In response to a survey undertaken by the Bar Council of England and Wales in 2020, their head of services stated that the Bar Council “plans to support wholeheartedly” the initiative of barristers’ chambers to move to paperless and virtual working environments, considering the state of the pandemic in the UK, and has indicated a commitment to endorse a hybrid working environment.
The Law Society of England and Wales had expressed a similar commitment to encourage solicitors and trainees to continue “to work from home wherever possible”, whilst collaborating with the Solicitors’ Regulation Authority to produce remote work guidelines across many core areas of practice and day-to-day operational matters that were once thought to be impossible to be carried out remotely.

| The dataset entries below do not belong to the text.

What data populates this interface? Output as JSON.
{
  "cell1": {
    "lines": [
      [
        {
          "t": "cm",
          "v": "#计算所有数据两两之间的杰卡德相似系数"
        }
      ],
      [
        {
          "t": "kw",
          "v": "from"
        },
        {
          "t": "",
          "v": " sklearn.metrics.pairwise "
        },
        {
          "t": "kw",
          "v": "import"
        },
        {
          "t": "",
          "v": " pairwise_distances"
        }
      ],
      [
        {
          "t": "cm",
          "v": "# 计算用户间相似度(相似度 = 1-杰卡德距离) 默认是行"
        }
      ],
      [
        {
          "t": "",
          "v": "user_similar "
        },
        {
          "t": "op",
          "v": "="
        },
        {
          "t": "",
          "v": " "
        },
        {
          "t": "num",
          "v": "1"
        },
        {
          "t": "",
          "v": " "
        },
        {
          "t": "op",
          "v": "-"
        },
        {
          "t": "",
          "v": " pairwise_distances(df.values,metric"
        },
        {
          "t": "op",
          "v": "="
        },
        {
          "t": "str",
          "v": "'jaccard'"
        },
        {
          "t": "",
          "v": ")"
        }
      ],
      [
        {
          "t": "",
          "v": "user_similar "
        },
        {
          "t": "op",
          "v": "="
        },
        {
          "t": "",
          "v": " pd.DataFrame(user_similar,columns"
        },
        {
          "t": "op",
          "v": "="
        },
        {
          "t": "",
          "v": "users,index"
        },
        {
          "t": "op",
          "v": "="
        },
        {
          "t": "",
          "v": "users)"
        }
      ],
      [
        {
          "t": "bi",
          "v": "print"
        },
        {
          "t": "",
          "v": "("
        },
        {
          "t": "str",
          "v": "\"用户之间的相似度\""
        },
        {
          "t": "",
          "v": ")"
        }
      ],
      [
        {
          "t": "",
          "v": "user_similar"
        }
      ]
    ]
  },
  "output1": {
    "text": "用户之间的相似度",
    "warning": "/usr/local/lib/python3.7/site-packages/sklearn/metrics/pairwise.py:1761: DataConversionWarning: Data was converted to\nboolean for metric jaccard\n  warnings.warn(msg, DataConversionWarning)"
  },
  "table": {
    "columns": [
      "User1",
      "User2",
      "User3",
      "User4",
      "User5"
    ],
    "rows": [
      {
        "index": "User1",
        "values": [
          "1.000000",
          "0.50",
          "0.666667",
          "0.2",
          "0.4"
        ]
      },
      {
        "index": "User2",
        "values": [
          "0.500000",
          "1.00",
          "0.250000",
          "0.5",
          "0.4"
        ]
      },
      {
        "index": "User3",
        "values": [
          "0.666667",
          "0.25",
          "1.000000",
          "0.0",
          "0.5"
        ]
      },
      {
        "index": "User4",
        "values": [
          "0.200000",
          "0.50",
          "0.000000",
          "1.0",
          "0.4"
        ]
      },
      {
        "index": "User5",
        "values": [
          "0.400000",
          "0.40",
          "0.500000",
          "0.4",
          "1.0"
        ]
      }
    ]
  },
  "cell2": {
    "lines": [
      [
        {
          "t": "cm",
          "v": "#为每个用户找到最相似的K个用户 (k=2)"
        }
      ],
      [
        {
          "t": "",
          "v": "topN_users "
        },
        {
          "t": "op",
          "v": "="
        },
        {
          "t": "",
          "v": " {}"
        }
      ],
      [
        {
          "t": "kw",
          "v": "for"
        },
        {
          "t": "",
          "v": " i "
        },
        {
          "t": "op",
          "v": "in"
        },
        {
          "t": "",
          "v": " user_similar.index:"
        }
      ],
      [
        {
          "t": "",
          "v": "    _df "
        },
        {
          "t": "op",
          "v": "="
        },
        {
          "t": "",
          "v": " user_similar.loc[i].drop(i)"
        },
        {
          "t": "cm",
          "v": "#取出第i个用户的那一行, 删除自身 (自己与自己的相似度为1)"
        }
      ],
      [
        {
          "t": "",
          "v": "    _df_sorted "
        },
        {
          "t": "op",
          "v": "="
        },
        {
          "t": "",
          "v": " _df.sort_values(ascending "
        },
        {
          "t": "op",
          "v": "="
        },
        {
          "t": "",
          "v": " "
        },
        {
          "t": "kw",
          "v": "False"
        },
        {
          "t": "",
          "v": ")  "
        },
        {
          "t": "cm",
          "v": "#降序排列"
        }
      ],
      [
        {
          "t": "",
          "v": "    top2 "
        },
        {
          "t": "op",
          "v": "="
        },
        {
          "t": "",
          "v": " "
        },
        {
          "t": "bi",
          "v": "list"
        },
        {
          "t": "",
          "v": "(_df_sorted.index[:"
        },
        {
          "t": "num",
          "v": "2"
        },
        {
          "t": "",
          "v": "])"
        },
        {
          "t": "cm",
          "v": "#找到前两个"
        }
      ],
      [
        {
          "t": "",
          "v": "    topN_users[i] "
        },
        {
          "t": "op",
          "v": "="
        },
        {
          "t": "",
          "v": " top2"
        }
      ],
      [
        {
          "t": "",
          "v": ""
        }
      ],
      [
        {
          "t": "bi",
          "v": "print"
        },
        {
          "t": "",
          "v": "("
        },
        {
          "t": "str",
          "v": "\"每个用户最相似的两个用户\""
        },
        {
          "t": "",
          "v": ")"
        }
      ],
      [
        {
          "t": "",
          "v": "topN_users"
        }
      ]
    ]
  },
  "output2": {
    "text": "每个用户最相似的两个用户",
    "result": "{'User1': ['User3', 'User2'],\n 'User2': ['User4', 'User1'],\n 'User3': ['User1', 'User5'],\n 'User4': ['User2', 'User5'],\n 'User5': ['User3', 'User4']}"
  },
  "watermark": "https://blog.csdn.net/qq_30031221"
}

Today, provisions have been made for the remote execution of wills, conveyancing and the supervision of trainee solicitors away from office. This is not the first time England has supplied us with examples of how we can move towards a more progressive, humane legal profession.
In January 2020, the Bar Standards Board announced that the minimum pupillage allowance (yes, pupil barristers in England and Wales have minimum allowances) will be increased to £18,866 (RM108,809) per annum for pupillages in London and £16,322 per annum for pupillages outside London.
The recent track record of the regulatory bodies of the legal profession in England and Wales include a qualitative study into the reasons and ways to tackle bullying, discrimination and harassment at the Bar, and actively demanding reasons for inconsistencies in sanctions by the Bar Tribunals and Adjudication Service (their equivalent of our Advocates and Solicitors’ Disciplinary Board for barristers) against barristers found guilty of sexual misconduct.
The initiative demonstrated by our Bar Council, in comparison, is lacklustre and disappointing with regard to all the examples provided above. They have shown zero desire to cultivate an environment for the legal profession in Malaysia to be more accountable to new entrants and adept at technological advancement so as to benefit their members and the public; instead they have demonstrated a sheer disdain to move away from their old ways and the ability to fight tooth and nail to guard an ineffective, inefficient model of work that has long gone out of fashion in the modern world.
As is the case with every other entity that seeks to promote the interest of a particular group of individuals, be it the human resource department of a multinational company or members of a political party, the necessary first step is to understand what those individuals really need by means of active consultation.
This the Bar Council did not do. Not even a handful of lawyers can recall the last time they had consulted with members to find ways to protect their interests. Instead, they made it their priority to issue a circular telling pupils when they can or cannot post photos of themselves on social media.
If the Bar Council continues to purport to represent the interest of lawyers, it has clearly demonstrated that it is no longer fit for this role. Perhaps the time is ripe for them to reconsider their priority, but I fear these will only fall on deaf ears in the ranks of their ivory towers.
Jason Kang had recently completed pupillage and decided to cease a career in legal practice. He is a critic of the Malaysian legal profession’s rigid adherence to hierarchy, its gratification of inhumane work conditions and its inability to adapt to a changing world and technologies, and new approaches to work. Comments: firstname.lastname@example.org